● **What you have to do**: In the data below, which lines hold "Target"? Copy every one.

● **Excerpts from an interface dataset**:
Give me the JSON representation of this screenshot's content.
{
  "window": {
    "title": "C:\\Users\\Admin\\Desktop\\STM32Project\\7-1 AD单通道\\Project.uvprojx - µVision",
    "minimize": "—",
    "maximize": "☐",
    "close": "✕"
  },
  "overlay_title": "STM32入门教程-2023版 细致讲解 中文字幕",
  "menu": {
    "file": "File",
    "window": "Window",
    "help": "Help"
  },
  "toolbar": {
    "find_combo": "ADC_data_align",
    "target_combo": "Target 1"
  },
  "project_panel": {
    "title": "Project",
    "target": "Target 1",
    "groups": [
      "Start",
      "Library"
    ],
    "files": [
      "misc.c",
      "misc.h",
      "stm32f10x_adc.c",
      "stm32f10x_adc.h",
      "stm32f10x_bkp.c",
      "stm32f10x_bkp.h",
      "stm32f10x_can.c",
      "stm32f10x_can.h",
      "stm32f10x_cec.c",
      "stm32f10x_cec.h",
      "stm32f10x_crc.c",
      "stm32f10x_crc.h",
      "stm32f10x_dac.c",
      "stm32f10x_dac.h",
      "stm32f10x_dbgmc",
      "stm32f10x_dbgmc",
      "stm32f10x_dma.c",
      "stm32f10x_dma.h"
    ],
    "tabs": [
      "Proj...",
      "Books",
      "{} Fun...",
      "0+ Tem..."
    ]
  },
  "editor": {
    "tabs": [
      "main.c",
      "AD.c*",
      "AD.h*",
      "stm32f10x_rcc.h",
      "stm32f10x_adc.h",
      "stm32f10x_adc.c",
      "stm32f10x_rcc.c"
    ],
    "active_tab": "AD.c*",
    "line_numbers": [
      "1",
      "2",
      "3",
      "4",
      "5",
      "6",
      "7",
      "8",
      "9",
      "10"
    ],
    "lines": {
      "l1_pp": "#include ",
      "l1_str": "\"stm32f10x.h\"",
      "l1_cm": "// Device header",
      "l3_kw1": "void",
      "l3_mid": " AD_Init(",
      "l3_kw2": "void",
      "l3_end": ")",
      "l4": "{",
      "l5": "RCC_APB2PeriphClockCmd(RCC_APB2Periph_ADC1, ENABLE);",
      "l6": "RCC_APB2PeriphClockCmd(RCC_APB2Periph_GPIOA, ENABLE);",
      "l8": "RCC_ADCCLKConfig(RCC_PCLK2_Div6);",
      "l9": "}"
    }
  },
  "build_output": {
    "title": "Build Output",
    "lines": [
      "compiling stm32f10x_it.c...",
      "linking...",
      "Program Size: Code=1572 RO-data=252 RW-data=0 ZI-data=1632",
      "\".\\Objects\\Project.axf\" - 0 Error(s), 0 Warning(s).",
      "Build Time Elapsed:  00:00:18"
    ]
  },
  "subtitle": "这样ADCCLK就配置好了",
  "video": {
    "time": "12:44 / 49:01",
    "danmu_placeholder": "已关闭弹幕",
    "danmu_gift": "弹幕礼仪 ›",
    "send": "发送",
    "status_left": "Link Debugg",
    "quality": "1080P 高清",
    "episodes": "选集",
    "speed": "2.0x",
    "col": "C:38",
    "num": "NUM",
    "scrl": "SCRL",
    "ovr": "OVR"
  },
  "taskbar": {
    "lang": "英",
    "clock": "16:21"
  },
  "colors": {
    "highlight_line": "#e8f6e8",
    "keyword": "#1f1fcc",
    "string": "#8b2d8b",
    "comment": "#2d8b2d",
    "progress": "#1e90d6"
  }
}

● **Result of this exercise**:
    "target_combo": "Target 1"
    "target": "Target 1",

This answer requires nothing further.